In January, New York State bail laws came under scrutiny when Governor Andrew Cuomo joined a growing chorus of voices calling for the end of bail as we know it. As part of a larger package of criminal-justice reforms, Cuomo proposed eliminating the cash bail requirement for those in the state facing misdemeanors and nonviolent felony charges.
“For far too long, our antiquated criminal justice system has created a two-tier system where outcomes depend purely on economic status—undermining the bedrock principle that one is innocent until proven guilty,” Cuomo said.
Critics of the New York State bail laws contend that cash bail requirements are unfair and may even violate defendants’ constitutional rights, both because they have not yet been convicted of crimes, and because the system is rigged in favor of those with the means to pay their way to freedom.
Proponents of the current New York State bail laws argue that it is necessary to ensure that defendants who might be flight risks will show up in court. Among those who oppose Cuomo’s proposed reforms are many district attorneys and police chiefs, along with, not surprisingly, for-profit bail bond companies. In addition, many criminal defense attorneys, including those at LaMarche Safranko Law, oppose the proposed bail changes because the posting of bail, and the potential of losing something, place an onus on a criminal defendant not only to appear in court, but to remain in contact with their lawyer.
Under New York Criminal Procedure Law, when an order of bail is a matter of the judge’s discretion, among the factors that should be weighed are the principal’s “character, reputation, habits, and mental condition”; employment and financial resources; family ties and length of residence in the community; criminal record; and previous record in responding to court appearances.
In lieu of bail, Cuomo’s reforms would direct defendants to be released on their own recognizance or under non-monetary conditions, including restrictions on travel, a requirement to check-in regularly with a pretrial services agency, and a requirement to turn in any guns in the defendant’s possession. Currently, these release opportunities are frequently used outside of the New York City area as an alternative to the imposition of bail.
Cuomo’s proposal would allow a judge to jail someone for five days in specific types of offenses: domestic violence, “serious violence,” “witness intimidation,” willfully failing to appear in court and committing a new crime while out on release. After the five-day detention period, defendants would be entitled to a hearing to determine whether they should be released with non-monetary conditions pending trial.
Bail Reform: Not In Budget, But Not Forgotten
When Cuomo released his proposed budget at the end of March, however, advocates were disappointed to find that the criminal-justice reforms—including the bail proposal—were not included.
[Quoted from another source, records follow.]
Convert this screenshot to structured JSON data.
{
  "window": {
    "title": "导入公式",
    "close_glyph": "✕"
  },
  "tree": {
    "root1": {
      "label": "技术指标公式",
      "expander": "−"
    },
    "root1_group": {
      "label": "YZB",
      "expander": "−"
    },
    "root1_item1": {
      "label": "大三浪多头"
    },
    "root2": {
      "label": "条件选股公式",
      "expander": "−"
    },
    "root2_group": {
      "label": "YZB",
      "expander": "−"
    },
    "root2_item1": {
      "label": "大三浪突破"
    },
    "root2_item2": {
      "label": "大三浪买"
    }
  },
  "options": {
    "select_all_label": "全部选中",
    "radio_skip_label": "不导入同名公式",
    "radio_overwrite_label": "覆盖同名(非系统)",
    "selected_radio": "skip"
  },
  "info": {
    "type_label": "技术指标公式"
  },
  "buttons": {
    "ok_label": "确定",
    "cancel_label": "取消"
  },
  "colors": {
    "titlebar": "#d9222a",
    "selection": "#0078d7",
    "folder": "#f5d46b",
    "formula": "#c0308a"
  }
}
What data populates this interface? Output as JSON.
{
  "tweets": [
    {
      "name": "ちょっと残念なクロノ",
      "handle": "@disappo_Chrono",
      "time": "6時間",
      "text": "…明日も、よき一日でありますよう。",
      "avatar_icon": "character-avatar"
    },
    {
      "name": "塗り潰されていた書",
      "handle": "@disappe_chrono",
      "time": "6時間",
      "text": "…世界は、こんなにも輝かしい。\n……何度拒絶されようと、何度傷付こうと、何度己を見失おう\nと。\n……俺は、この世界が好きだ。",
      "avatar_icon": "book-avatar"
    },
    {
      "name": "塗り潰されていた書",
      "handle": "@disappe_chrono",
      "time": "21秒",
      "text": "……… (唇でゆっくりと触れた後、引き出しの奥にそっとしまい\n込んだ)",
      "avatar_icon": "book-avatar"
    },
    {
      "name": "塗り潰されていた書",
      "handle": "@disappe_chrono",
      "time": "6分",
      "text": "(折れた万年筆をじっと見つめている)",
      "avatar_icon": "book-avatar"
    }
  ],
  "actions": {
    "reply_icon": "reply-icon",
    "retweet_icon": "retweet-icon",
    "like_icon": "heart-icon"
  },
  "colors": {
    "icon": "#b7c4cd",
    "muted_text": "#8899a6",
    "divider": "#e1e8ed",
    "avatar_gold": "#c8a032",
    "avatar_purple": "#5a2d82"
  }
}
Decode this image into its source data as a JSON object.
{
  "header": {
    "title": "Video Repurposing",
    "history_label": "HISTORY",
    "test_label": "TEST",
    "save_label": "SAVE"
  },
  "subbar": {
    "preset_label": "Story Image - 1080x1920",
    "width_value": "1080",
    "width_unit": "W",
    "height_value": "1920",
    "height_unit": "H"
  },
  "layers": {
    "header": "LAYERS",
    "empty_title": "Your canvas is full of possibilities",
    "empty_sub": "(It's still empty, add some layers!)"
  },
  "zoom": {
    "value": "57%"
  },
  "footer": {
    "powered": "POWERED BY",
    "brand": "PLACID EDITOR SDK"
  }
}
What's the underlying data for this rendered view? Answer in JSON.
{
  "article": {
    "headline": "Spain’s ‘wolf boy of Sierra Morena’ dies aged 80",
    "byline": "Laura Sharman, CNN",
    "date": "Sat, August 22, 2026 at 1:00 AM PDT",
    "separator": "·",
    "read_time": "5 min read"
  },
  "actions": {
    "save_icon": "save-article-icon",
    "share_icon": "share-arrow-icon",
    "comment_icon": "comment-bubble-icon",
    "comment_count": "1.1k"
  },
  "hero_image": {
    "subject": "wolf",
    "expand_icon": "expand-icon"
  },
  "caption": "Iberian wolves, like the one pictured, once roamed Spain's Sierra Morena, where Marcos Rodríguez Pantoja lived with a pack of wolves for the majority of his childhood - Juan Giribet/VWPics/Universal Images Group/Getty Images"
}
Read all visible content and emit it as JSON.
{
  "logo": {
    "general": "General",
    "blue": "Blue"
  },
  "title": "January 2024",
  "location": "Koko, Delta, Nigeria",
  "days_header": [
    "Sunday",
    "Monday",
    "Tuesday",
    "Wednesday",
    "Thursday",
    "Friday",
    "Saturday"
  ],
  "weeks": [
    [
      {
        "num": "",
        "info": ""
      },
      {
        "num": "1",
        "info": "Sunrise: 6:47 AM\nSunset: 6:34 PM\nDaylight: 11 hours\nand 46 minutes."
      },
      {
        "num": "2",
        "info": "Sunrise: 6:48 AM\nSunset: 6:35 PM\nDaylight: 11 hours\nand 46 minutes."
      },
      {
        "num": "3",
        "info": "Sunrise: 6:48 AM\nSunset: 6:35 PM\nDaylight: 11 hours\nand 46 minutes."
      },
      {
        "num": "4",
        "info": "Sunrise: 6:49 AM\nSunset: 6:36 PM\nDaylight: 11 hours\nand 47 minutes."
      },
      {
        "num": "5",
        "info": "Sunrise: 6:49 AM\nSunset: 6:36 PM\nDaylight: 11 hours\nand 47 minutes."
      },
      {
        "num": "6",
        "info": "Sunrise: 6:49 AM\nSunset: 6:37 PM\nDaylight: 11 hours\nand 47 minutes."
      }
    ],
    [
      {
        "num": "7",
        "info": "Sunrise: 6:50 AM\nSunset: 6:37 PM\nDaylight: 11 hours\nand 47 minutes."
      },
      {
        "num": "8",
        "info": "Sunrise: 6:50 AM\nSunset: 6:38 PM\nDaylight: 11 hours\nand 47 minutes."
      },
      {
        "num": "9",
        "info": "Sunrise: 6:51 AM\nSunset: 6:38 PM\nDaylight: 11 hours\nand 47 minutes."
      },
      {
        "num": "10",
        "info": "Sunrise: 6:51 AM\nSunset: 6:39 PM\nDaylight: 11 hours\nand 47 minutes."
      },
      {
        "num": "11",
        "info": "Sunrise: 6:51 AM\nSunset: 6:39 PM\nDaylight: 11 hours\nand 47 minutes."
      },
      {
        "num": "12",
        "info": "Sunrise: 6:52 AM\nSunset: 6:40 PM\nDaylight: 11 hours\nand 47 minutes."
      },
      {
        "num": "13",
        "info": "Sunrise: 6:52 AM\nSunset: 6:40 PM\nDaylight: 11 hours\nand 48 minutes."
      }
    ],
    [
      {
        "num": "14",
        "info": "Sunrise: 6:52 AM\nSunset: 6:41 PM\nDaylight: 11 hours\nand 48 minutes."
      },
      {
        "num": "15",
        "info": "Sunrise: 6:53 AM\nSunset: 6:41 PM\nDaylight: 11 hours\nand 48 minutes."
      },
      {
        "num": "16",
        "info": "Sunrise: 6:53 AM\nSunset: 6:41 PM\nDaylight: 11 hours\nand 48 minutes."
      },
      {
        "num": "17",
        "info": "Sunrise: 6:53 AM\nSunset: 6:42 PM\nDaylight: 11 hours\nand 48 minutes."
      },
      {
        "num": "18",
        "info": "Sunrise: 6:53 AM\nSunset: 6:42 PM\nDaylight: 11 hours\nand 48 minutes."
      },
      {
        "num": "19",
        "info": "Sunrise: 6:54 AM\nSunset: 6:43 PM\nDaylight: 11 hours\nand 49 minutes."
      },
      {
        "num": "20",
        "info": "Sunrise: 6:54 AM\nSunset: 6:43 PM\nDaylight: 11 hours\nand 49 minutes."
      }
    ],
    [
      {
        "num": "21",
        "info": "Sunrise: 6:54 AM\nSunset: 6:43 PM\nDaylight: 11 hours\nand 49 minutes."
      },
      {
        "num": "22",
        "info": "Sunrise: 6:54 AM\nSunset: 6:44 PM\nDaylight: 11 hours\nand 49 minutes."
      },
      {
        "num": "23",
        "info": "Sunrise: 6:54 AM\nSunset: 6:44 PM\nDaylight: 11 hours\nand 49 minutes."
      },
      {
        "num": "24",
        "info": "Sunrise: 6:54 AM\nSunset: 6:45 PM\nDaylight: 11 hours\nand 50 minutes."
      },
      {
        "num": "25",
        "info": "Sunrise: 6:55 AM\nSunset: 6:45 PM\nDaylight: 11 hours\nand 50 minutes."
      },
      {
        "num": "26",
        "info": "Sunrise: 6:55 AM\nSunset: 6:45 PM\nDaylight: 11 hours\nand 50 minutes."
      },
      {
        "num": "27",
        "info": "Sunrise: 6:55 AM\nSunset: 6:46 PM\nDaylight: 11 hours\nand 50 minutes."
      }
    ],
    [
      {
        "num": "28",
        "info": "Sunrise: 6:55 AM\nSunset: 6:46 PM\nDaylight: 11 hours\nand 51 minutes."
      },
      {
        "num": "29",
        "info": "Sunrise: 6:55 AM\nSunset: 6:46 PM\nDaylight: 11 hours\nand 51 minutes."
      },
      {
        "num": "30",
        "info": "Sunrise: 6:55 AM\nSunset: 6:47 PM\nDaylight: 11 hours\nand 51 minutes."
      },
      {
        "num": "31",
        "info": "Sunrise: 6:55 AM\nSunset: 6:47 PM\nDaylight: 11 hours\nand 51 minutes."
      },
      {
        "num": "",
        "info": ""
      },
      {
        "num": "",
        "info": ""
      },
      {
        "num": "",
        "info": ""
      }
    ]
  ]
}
That may be because they would have been blocked from a floor vote by the Republican-controlled Senate; a situation that has since changed. Well, sort of.
Democrats won two special elections in late April, giving them a theoretical 32-31 advantage in Senate seats. In practice, however, one of those seats belongs to Simcha Felder, a Brooklyn Democrat who has announced he will continue to caucus with Republicans, with whom he sides on many of his constituents’ issues.
Cuomo—who believes there are Republicans who will support bail reform if it comes to the floor—wrote an open letter to Felder asking him to “join the 31 other registered Democrats, so we can enact meaningful legislation.” Cuomo said that keeping it from a vote does a disservice to constituents who don’t know where their legislators stand on the issue.